> What is being asked
Count every line below that contains "challenge", then state the total with no other output.

******************************

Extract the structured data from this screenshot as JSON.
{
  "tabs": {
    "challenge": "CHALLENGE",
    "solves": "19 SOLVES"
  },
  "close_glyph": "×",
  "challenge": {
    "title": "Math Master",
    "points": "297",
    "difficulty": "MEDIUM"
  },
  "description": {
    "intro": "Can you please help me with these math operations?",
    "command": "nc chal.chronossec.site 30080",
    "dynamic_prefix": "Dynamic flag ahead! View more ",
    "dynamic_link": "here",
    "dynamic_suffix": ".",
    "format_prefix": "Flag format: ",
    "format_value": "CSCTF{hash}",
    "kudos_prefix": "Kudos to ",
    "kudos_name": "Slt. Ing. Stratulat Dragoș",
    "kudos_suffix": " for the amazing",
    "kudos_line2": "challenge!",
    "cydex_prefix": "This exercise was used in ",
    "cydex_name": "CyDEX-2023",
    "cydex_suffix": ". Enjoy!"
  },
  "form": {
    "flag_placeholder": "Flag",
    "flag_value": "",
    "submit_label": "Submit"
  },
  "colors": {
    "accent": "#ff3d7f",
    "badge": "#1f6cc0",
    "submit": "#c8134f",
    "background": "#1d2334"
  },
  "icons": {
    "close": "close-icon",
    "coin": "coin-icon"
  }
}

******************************

> Exercise result
3